What does that look like? It means cool burns to prevent extreme bushfires burning down their ancient nesting trees – plus avoiding any further felling of these priceless trees.
These trees are a key part of the puzzle. Palmies are picky breeders.
For these birds, not just any tree hollow will do. They require large, old hollow-bearing trees to breed in, which can be up to 300 years old.
The hollowing process typically starts with a small burn at the base, giving termites access to the insides of the trunk.
Eventually, these trees resemble vertical hollow pipes.
The palmies then spend months splintering sticks and bringing them to the hollow to make a nesting platform up to a metre deep – the only parrot to do this in the entire world.
Unfortunately, these “piped” trees are especially vulnerable to big fires, which also lower termite populations and reduce the chances of future hollows being formed.
Protecting their habitat
WE’VE found using a brush cutter and rake to clear the grass and debris for three metres around nesting trees is enough to save them from fires. This is of course labour intensive.
A longer-term strategy is to manage fire better. The frequency and intensity of bushfires in tropical Australia has changed for the worse since Europeans started managing the landscape.
A return to the traditional cool burns employed by Indigenous people from the Uutaalnganu, Kanthanampu and Kuuku Ya’u language groups could largely resolve this problem.
Land clearing also reduces habitat. Though long saved by distance, Cape York is now seeing strip-mining, road building, and quarrying, which all contribute to habitat loss.
We can reduce the damage done if skilled ecologists survey proposed clearance areas ahead of time.
Another vital step towards keeping this species alive is to broadly assess and protect as much as possible of the remaining palm cockatoo breeding habitat on Cape York.
We also need better ways of detecting their nest hollows. We’ve researched these birds for over two decades, and can confidently say that birds don’t come any harder to study than palmies.
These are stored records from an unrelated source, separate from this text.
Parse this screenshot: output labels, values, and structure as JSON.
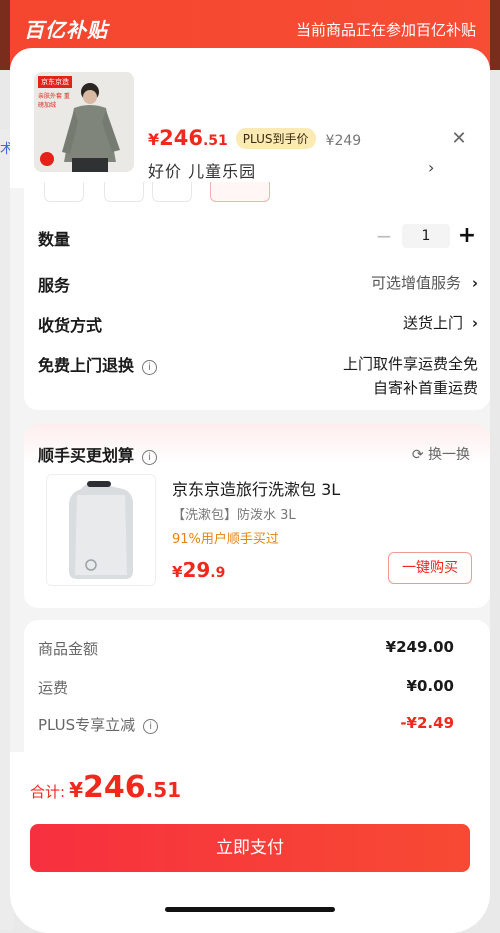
{
  "background": {
    "link_text": "术"
  },
  "banner": {
    "logo": "百亿补贴",
    "note": "当前商品正在参加百亿补贴"
  },
  "product": {
    "price_currency": "¥",
    "price_int": "246",
    "price_dec": ".51",
    "plus_badge": "PLUS到手价",
    "orig_price": "¥249",
    "spec": "好价  儿童乐园",
    "thumb_tag": "京东京造",
    "thumb_sub": "亲肤外套 重磅加绒"
  },
  "order": {
    "quantity_label": "数量",
    "quantity_value": "1",
    "service_label": "服务",
    "service_value": "可选增值服务",
    "delivery_label": "收货方式",
    "delivery_value": "送货上门",
    "return_label": "免费上门退换",
    "return_line1": "上门取件享运费全免",
    "return_line2": "自寄补首重运费"
  },
  "upsell": {
    "title": "顺手买更划算",
    "refresh": "换一换",
    "name": "京东京造旅行洗漱包 3L",
    "tag": "【洗漱包】防泼水 3L",
    "rate": "91%用户顺手买过",
    "price_currency": "¥",
    "price_int": "29",
    "price_dec": ".9",
    "buy_label": "一键购买"
  },
  "summary": {
    "goods_label": "商品金额",
    "goods_value": "¥249.00",
    "shipping_label": "运费",
    "shipping_value": "¥0.00",
    "plus_label": "PLUS专享立减",
    "plus_value": "-¥2.49"
  },
  "footer": {
    "total_label": "合计:",
    "total_currency": "¥",
    "total_int": "246",
    "total_dec": ".51",
    "pay_label": "立即支付"
  },
  "colors": {
    "accent": "#f0291c",
    "banner": "#f5462f",
    "plus_badge": "#fbeab3",
    "rate": "#e8840c"
  }
}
Hunting for their nests is time consuming and expensive because palmies can lay their egg any day in an eight month breeding season, with pairs often switching among several hollows on their territories.
This spreads our survey teams thin.
We’ve also found that palmies go quiet during nesting and are super wary of humans, making finding their nesting hollows especially difficult.
Despite all the challenges in saving them, it is worthwhile.
Even after watching them for 20 years, we have not tired of their company.
They’re magnificent birds with unique behaviour and a surprising number of parallels with humans, such as drumming, blushing, tool-making, and their “hello” call.
To bring them back from the edge, we must work quickly to figure out why and where their breeding survival rates are so low, improve how we use fire, and protect their habitat and the all-important old trees.
Christina N. Zdenek
Lab Manager/Post-doc at the Venom Evolution Lab, The University of Queensland
Professor of Evolutionary and Conservation Biology, Australian National University
This article first appeared on The Conversation